- The input:
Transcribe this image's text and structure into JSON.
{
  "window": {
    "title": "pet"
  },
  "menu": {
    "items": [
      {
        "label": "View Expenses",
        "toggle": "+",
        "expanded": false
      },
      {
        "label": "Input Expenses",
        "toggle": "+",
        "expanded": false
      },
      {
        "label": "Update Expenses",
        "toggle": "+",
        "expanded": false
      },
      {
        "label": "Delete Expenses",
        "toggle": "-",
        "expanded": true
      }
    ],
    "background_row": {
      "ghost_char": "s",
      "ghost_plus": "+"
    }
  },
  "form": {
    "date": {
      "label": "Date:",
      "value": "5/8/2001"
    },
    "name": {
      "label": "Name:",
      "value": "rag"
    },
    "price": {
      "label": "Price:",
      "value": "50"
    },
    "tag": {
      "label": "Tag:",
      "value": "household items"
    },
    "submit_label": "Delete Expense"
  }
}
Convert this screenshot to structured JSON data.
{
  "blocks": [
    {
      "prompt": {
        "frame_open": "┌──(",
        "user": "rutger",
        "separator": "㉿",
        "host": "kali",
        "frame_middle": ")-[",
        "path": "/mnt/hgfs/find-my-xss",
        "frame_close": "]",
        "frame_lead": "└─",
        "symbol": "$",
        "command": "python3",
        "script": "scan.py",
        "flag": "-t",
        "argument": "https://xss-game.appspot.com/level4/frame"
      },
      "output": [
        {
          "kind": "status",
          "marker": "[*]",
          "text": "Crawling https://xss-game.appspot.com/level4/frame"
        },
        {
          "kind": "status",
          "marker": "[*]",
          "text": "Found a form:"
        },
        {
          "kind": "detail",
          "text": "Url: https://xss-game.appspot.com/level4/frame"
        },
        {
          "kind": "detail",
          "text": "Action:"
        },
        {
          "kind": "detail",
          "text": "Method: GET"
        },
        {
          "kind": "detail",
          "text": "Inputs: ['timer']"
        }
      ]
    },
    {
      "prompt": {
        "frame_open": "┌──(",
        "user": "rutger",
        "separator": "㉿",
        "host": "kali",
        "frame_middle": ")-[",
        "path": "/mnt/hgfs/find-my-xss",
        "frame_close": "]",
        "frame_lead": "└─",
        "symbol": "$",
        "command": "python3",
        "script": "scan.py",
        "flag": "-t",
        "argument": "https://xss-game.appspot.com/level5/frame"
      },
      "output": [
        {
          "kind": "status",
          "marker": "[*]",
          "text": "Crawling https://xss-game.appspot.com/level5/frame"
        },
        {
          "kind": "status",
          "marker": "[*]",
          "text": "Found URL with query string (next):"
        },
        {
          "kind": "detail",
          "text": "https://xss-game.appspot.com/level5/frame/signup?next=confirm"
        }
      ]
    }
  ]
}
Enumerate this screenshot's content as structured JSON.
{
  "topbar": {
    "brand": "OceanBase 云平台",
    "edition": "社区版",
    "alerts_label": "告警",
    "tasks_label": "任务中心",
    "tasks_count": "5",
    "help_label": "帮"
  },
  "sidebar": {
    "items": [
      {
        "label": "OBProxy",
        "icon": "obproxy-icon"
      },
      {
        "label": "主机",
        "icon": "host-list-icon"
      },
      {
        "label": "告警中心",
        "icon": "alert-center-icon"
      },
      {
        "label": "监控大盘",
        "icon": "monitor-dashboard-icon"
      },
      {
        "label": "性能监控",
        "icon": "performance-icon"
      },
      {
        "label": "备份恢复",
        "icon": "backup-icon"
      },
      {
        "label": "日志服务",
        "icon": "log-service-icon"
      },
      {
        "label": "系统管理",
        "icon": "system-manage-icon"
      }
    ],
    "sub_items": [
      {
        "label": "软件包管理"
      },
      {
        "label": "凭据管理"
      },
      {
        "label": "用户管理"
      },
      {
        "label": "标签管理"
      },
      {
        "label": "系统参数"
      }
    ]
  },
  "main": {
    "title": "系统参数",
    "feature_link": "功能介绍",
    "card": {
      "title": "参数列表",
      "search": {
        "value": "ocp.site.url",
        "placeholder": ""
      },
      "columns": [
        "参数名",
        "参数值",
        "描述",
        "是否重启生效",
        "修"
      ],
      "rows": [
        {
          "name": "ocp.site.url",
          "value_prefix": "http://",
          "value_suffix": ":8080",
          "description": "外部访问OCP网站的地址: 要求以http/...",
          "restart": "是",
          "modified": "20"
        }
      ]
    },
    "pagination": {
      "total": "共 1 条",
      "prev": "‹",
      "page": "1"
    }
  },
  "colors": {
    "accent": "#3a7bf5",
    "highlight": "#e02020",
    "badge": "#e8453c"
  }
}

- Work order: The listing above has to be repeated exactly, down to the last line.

- Exercise response:
Transcribe this image's text and structure into JSON.
{
  "window": {
    "title": "pet"
  },
  "menu": {
    "items": [
      {
        "label": "View Expenses",
        "toggle": "+",
        "expanded": false
      },
      {
        "label": "Input Expenses",
        "toggle": "+",
        "expanded": false
      },
      {
        "label": "Update Expenses",
        "toggle": "+",
        "expanded": false
      },
      {
        "label": "Delete Expenses",
        "toggle": "-",
        "expanded": true
      }
    ],
    "background_row": {
      "ghost_char": "s",
      "ghost_plus": "+"
    }
  },
  "form": {
    "date": {
      "label": "Date:",
      "value": "5/8/2001"
    },
    "name": {
      "label": "Name:",
      "value": "rag"
    },
    "price": {
      "label": "Price:",
      "value": "50"
    },
    "tag": {
      "label": "Tag:",
      "value": "household items"
    },
    "submit_label": "Delete Expense"
  }
}
Convert this screenshot to structured JSON data.
{
  "blocks": [
    {
      "prompt": {
        "frame_open": "┌──(",
        "user": "rutger",
        "separator": "㉿",
        "host": "kali",
        "frame_middle": ")-[",
        "path": "/mnt/hgfs/find-my-xss",
        "frame_close": "]",
        "frame_lead": "└─",
        "symbol": "$",
        "command": "python3",
        "script": "scan.py",
        "flag": "-t",
        "argument": "https://xss-game.appspot.com/level4/frame"
      },
      "output": [
        {
          "kind": "status",
          "marker": "[*]",
          "text": "Crawling https://xss-game.appspot.com/level4/frame"
        },
        {
          "kind": "status",
          "marker": "[*]",
          "text": "Found a form:"
        },
        {
          "kind": "detail",
          "text": "Url: https://xss-game.appspot.com/level4/frame"
        },
        {
          "kind": "detail",
          "text": "Action:"
        },
        {
          "kind": "detail",
          "text": "Method: GET"
        },
        {
          "kind": "detail",
          "text": "Inputs: ['timer']"
        }
      ]
    },
    {
      "prompt": {
        "frame_open": "┌──(",
        "user": "rutger",
        "separator": "㉿",
        "host": "kali",
        "frame_middle": ")-[",
        "path": "/mnt/hgfs/find-my-xss",
        "frame_close": "]",
        "frame_lead": "└─",
        "symbol": "$",
        "command": "python3",
        "script": "scan.py",
        "flag": "-t",
        "argument": "https://xss-game.appspot.com/level5/frame"
      },
      "output": [
        {
          "kind": "status",
          "marker": "[*]",
          "text": "Crawling https://xss-game.appspot.com/level5/frame"
        },
        {
          "kind": "status",
          "marker": "[*]",
          "text": "Found URL with query string (next):"
        },
        {
          "kind": "detail",
          "text": "https://xss-game.appspot.com/level5/frame/signup?next=confirm"
        }
      ]
    }
  ]
}
Enumerate this screenshot's content as structured JSON.
{
  "topbar": {
    "brand": "OceanBase 云平台",
    "edition": "社区版",
    "alerts_label": "告警",
    "tasks_label": "任务中心",
    "tasks_count": "5",
    "help_label": "帮"
  },
  "sidebar": {
    "items": [
      {
        "label": "OBProxy",
        "icon": "obproxy-icon"
      },
      {
        "label": "主机",
        "icon": "host-list-icon"
      },
      {
        "label": "告警中心",
        "icon": "alert-center-icon"
      },
      {
        "label": "监控大盘",
        "icon": "monitor-dashboard-icon"
      },
      {
        "label": "性能监控",
        "icon": "performance-icon"
      },
      {
        "label": "备份恢复",
        "icon": "backup-icon"
      },
      {
        "label": "日志服务",
        "icon": "log-service-icon"
      },
      {
        "label": "系统管理",
        "icon": "system-manage-icon"
      }
    ],
    "sub_items": [
      {
        "label": "软件包管理"
      },
      {
        "label": "凭据管理"
      },
      {
        "label": "用户管理"
      },
      {
        "label": "标签管理"
      },
      {
        "label": "系统参数"
      }
    ]
  },
  "main": {
    "title": "系统参数",
    "feature_link": "功能介绍",
    "card": {
      "title": "参数列表",
      "search": {
        "value": "ocp.site.url",
        "placeholder": ""
      },
      "columns": [
        "参数名",
        "参数值",
        "描述",
        "是否重启生效",
        "修"
      ],
      "rows": [
        {
          "name": "ocp.site.url",
          "value_prefix": "http://",
          "value_suffix": ":8080",
          "description": "外部访问OCP网站的地址: 要求以http/...",
          "restart": "是",
          "modified": "20"
        }
      ]
    },
    "pagination": {
      "total": "共 1 条",
      "prev": "‹",
      "page": "1"
    }
  },
  "colors": {
    "accent": "#3a7bf5",
    "highlight": "#e02020",
    "badge": "#e8453c"
  }
}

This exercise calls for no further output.